Second, even if a pro-Roe justice does retire (or die), the court won’t gut abortion rights immediately. Waldman is correct that an anti-abortion majority would almost certainly resist the urge to overturn Roe all at once: The backlash would be too severe, and Chief Justice John Roberts is too obsessed with paying lip service to precedent. Instead, the justices would soften the “undue burden” standard—which bars abortion restrictions that place a substantial obstacle in a woman’s path to terminating her pregnancy before viability—to the point of meaninglessness. A decision weakening the undue burden rule would give conservative lower courts the leeway to affirm the constitutionality of state anti-abortion laws without explicitly overturning Roe. That strategy lets judges reach the result they want without facing the outrage that would result from obliterating Roe outright.

So a blockbuster decision blasting Roe off the books is unlikely to arrive in the near future. In the meantime, conservative judges can chip away at abortion rights, but a future liberal majority can restore whatever protections they strip away. That may be cold comfort for abortion rights advocates, but it means the doomsday scenario remains a distant possibility.

Third, Waldman speculates that a Republican Congress and President Trump might collude to pass a law that stringently restricts abortion in every state. A federal measure cracking down on abortion is quite plausible—but I doubt that even a conservative Supreme Court would uphold it today. Congress has no clear constitutional authority to regulate abortion throughout the country. Whatever power it does have to restrict abortion derives from the Commerce Clause, which permits Congress “to regulate commerce … among the several states.” But conservatives despise broad interpretations of the Commerce Clause, which allow Congress to regulate anything that affects interstate commerce. They prefer a narrow reading, one that confines Congress’ regulatory authority to actual commerce, not just anything tangentially connected to it. The power to regulate abortion obviously does not fit into this cramped understanding of the Commerce Clause.

Republicans don’t really care about states’ rights when they have the opportunity to outlaw stuff they don’t like. But conservative judges do—especially Justice Clarence Thomas. In 2007, Thomas wrote a fascinating opinion suggesting that a federal ban on a late-term abortion procedure might violate the Commerce Clause. If Congress once again attempts to regulate abortion, reproductive rights advocates should raise a Commerce Clause challenge in addition to a traditional “undue burden” challenge. The result could be a splintered decision that invalidates the law on different rationales: Four liberal votes on undue burden, for example, and one on the Commerce Clause. That messy outcome is far from ideal. But the upshot would be a ruling against President Trump’s hypothetical anti-abortion law.
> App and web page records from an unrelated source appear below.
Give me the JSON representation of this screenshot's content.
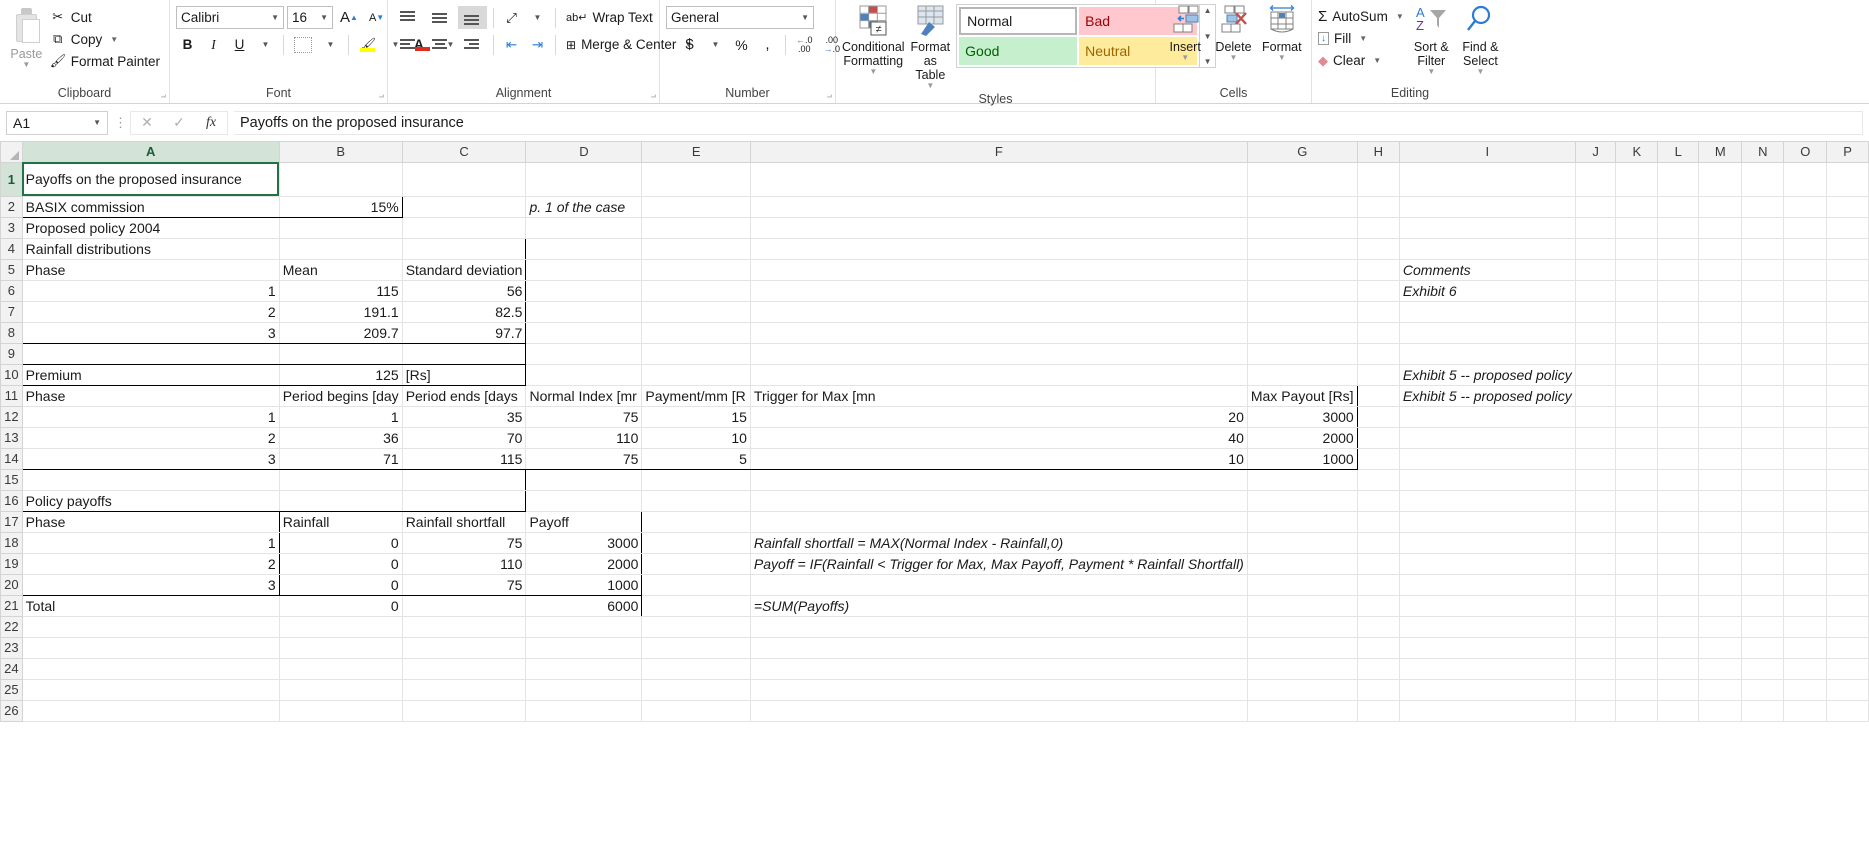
{
  "ribbon": {
    "clipboard": {
      "label": "Clipboard",
      "paste": "Paste",
      "items": [
        {
          "label": "Cut",
          "icon": "scissors-icon"
        },
        {
          "label": "Copy",
          "icon": "copy-icon"
        },
        {
          "label": "Format Painter",
          "icon": "paintbrush-icon"
        }
      ]
    },
    "font": {
      "label": "Font",
      "font_name": "Calibri",
      "font_size": "16",
      "grow_font": "A",
      "shrink_font": "A",
      "bold": "B",
      "italic": "I",
      "underline": "U",
      "borders": "borders-icon",
      "fill_color": "fill-color-icon",
      "font_color": "font-color-icon"
    },
    "alignment": {
      "label": "Alignment",
      "wrap_text": "Wrap Text",
      "merge_center": "Merge & Center",
      "orientation": "orientation-icon",
      "top_align": "top-align-icon",
      "middle_align": "middle-align-icon",
      "bottom_align": "bottom-align-icon",
      "align_left": "align-left-icon",
      "align_center": "align-center-icon",
      "align_right": "align-right-icon",
      "decrease_indent": "decrease-indent-icon",
      "increase_indent": "increase-indent-icon"
    },
    "number": {
      "label": "Number",
      "format": "General",
      "accounting": "$",
      "percent": "%",
      "comma": ",",
      "increase_decimal": "increase-decimal-icon",
      "decrease_decimal": "decrease-decimal-icon"
    },
    "styles": {
      "label": "Styles",
      "conditional_formatting": "Conditional Formatting",
      "format_as_table": "Format as Table",
      "cell_styles": [
        {
          "name": "Normal",
          "bg": "#ffffff",
          "fg": "#1a1a1a"
        },
        {
          "name": "Bad",
          "bg": "#ffc7ce",
          "fg": "#9c0006"
        },
        {
          "name": "Good",
          "bg": "#c6efce",
          "fg": "#006100"
        },
        {
          "name": "Neutral",
          "bg": "#ffeb9c",
          "fg": "#9c6500"
        }
      ]
    },
    "cells": {
      "label": "Cells",
      "insert": "Insert",
      "delete": "Delete",
      "format": "Format"
    },
    "editing": {
      "label": "Editing",
      "autosum": "AutoSum",
      "fill": "Fill",
      "clear": "Clear",
      "sort_filter": "Sort & Filter",
      "find_select": "Find & Select"
    }
  },
  "formula_bar": {
    "name_box": "A1",
    "cancel": "✕",
    "enter": "✓",
    "fx": "fx",
    "value": "Payoffs on the proposed insurance"
  },
  "sheet": {
    "columns": [
      "A",
      "B",
      "C",
      "D",
      "E",
      "F",
      "G",
      "H",
      "I",
      "J",
      "K",
      "L",
      "M",
      "N",
      "O",
      "P"
    ],
    "active_cell": "A1",
    "rows": [
      {
        "n": "1",
        "cells": {
          "A": "Payoffs on the proposed insurance"
        }
      },
      {
        "n": "2",
        "cells": {
          "A": "BASIX commission",
          "B": "15%",
          "D": "p. 1 of the case"
        }
      },
      {
        "n": "3",
        "cells": {
          "A": "Proposed policy 2004"
        }
      },
      {
        "n": "4",
        "cells": {
          "A": "Rainfall distributions"
        }
      },
      {
        "n": "5",
        "cells": {
          "A": "Phase",
          "B": "Mean",
          "C": "Standard deviation",
          "I": "Comments"
        }
      },
      {
        "n": "6",
        "cells": {
          "A": "1",
          "B": "115",
          "C": "56",
          "I": "Exhibit 6"
        }
      },
      {
        "n": "7",
        "cells": {
          "A": "2",
          "B": "191.1",
          "C": "82.5"
        }
      },
      {
        "n": "8",
        "cells": {
          "A": "3",
          "B": "209.7",
          "C": "97.7"
        }
      },
      {
        "n": "9",
        "cells": {}
      },
      {
        "n": "10",
        "cells": {
          "A": "Premium",
          "B": "125",
          "C": "[Rs]",
          "I": "Exhibit 5 -- proposed policy"
        }
      },
      {
        "n": "11",
        "cells": {
          "A": "Phase",
          "B": "Period begins [day",
          "C": "Period ends [days",
          "D": "Normal Index [mr",
          "E": "Payment/mm [R",
          "F": "Trigger for Max [mn",
          "G": "Max Payout [Rs]",
          "I": "Exhibit 5 -- proposed policy"
        }
      },
      {
        "n": "12",
        "cells": {
          "A": "1",
          "B": "1",
          "C": "35",
          "D": "75",
          "E": "15",
          "F": "20",
          "G": "3000"
        }
      },
      {
        "n": "13",
        "cells": {
          "A": "2",
          "B": "36",
          "C": "70",
          "D": "110",
          "E": "10",
          "F": "40",
          "G": "2000"
        }
      },
      {
        "n": "14",
        "cells": {
          "A": "3",
          "B": "71",
          "C": "115",
          "D": "75",
          "E": "5",
          "F": "10",
          "G": "1000"
        }
      },
      {
        "n": "15",
        "cells": {}
      },
      {
        "n": "16",
        "cells": {
          "A": "Policy payoffs"
        }
      },
      {
        "n": "17",
        "cells": {
          "A": "Phase",
          "B": "Rainfall",
          "C": "Rainfall shortfall",
          "D": "Payoff"
        }
      },
      {
        "n": "18",
        "cells": {
          "A": "1",
          "B": "0",
          "C": "75",
          "D": "3000",
          "F": "Rainfall shortfall = MAX(Normal Index - Rainfall,0)"
        }
      },
      {
        "n": "19",
        "cells": {
          "A": "2",
          "B": "0",
          "C": "110",
          "D": "2000",
          "F": "Payoff = IF(Rainfall < Trigger for Max, Max Payoff, Payment * Rainfall Shortfall)"
        }
      },
      {
        "n": "20",
        "cells": {
          "A": "3",
          "B": "0",
          "C": "75",
          "D": "1000"
        }
      },
      {
        "n": "21",
        "cells": {
          "A": "Total",
          "B": "0",
          "D": "6000",
          "F": "=SUM(Payoffs)"
        }
      },
      {
        "n": "22",
        "cells": {}
      },
      {
        "n": "23",
        "cells": {}
      },
      {
        "n": "24",
        "cells": {}
      },
      {
        "n": "25",
        "cells": {}
      },
      {
        "n": "26",
        "cells": {}
      }
    ]
  }
}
None of this means that women’s reproductive rights aren’t in serious danger. They are, and they will be for as long as Trump is in the White House. But Roe’s demise is no sure thing—and for now, liberals retain the upper hand in the courts. Reproductive rights activists are in for the fight of their lives over the next four years. With a little luck and a lot of work, however, their signature achievement could survive Trump’s presidency largely unscathed.